Looking for Love in All the Wrong Places

Author: Mary Beth Bonacci


Do you think it's possible to not have an emotional bond with someone you had sex with? It seems possible because there are so many people who are always with different partners yet never really care for them.

By Mary Beth Bonacci

Nearly every high school, college and singles group has a certain percentage of people we would call "loose" or "promiscuous" or other words I won't print because this is a family column. We tend to look down our noses at people like that, feeling morally superior because we haven't committed their particular brand of sin.

But what's up with them? How are they able to have sex so frequently and with so many different people, without experiencing that powerful "superglue of the heart" we've been discussing for so long, the emotional bond of sexual activity?

First of all, I doubt it started out this way. Early, and especially first, sexual experiences tend to leave strong impressions, and to create a powerful bond. In fact, psychologists sometimes refer to a phenomenon called "imprinting". According to them, when a woman has voluntary (rape doesn't count) sex for the first time, her partner becomes "imprinted" on her mind in a very strong and permanent way. (I don't know if it doesn't happen when men lose their virginity, or if they've just never studied it, but the references I see always refer to women).

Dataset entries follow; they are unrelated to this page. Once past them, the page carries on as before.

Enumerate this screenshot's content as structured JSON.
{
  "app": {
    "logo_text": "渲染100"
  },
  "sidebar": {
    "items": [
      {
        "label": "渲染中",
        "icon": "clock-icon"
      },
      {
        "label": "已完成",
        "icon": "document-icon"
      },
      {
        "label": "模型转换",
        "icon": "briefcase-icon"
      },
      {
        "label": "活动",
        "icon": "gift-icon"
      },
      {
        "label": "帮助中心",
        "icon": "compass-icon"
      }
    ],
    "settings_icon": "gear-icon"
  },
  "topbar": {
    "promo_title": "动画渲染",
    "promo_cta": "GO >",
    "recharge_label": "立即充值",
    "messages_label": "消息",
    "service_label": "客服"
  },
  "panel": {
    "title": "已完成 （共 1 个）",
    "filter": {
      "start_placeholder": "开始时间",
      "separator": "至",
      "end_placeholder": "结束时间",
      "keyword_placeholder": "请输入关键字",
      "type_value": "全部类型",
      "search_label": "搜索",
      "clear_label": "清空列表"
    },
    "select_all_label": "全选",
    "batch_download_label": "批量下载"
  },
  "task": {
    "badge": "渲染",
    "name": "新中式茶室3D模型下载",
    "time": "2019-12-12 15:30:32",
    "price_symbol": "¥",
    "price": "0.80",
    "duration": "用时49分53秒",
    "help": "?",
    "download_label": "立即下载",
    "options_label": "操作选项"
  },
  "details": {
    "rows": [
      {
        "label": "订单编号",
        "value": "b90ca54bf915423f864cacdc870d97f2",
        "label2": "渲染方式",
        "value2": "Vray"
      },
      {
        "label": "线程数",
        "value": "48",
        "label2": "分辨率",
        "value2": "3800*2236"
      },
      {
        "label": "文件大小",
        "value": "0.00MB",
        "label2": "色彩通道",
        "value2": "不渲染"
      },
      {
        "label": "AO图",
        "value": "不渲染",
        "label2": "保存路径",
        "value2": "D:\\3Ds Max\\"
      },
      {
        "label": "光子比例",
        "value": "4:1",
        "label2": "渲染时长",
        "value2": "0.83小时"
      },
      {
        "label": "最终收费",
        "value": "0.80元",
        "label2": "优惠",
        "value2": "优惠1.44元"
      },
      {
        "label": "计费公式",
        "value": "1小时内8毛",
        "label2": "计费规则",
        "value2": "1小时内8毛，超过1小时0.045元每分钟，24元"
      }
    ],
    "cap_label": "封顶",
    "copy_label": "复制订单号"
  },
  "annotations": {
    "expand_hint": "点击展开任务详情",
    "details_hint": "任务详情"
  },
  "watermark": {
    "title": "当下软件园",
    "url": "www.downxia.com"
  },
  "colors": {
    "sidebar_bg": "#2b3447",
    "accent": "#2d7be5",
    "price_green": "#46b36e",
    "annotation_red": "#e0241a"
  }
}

I have no doubt that imprinting really happens. I've seen it time and time again -- in happily married women who don't understand why they still obsess over a boyfriend they haven't seen in decades, in women who freak out when the person to whom they lost their virginity gets married. They often tell me that they think they're going crazy. But they're not. Their response is perfectly normal. Unpleasant, disturbing -- but normal.

So a person loses his or her virginity in a relationship they perceive to be "love." But then, the relationship breaks up. The bond is broken. "Love" is gone. Different people react in different ways. Some recognize that sex isn't the place to look for love, and they turn to God, or friends or family to provide them with the love they need.

Others, especially the particularly needy ones, often take a different approach. They go looking for love, again, in sex. It's the only way they know. Eventually that relationship breaks up too, the bond has broken again, and they're back in the cycle. But something begins to happen. They know they've been hurt before, and they don't want to be hurt again. So they "harden their hearts" a little bit. They become distrustful and protective. They still give their bodies, but they try not to give themselves. Each time the bond breaks, their hearts become a little more "scarred". Eventually, they lose the ability to bond altogether.

Think of a piece of duct tape. If you stuck it to your arm and then tore it off, it would hurt. But if you stuck that same piece to your arm again and tore it off again, it wouldn't hurt so much. Some of the "stick" would be gone. If you kept going, eventually the tape wouldn't stick at all.

So this is what can happen to people when they become promiscuous. Their hearts lose their adhesiveness, their ability to bond in sexual activity.

People like this often say they don't care about love, that they don't believe it exists or that sex for them is just for "kicks". But their compulsive sexual activity is still fueled by their need for real love, even if that need has become so repressed that they are no longer consciously aware of it.

The loss of the ability to bond is particularly bad if the person involved gets married. That bond is helpful in marriage. It's a necessity if a marriage is going to weather all of the challenges it faces. Without the unity that comes from healthy sexual intimacy, a couple is almost always bound for trouble.

Does this mean there is no hope for people whose promiscuity has caused them to lose their ability to bond? Of course not. As always, the hope comes through reconciliation in Christ. Anyone who sincerely repents, who begins to live a life of chastity and who learns to turn to God, friends and family to meet their love needs, will find an eventual re-establishment of their ability to bond. It may not be easy or immediate, but it will happen.

I once talked to a guy who was feeling guilty about a sexual encounter with a girl he wasn't dating. I mentioned that what he did was damaging to her, and he said. "It doesn't matter to her. She's just a slut".

Wrong. It does matter. On the outside, you may see a cold, hard, insensitive person. But I guarantee that, on the inside, there is pain, and a love need trying desperately to be met.

So from now on, try to look a little bit differently at the "school slut", or the promiscuous people you run into at singles' spots or wherever. They're not necessarily evil. It's more likely that they're lonely, and they're trying to cure that loneliness in a way that will never, ever work.

Bonacci is a frequent lecturer on chastity.

This article appeared in the September 21, 1995 issue of "The Arlington Catholic Herald."

Courtesy of the "Arlington Catholic Herald" diocesan newspaper of the Arlington (VA) diocese. For subscription information, call 1-800-377-0511 or write 200 North Glebe Road, Suite 607 Arlington, VA 22203.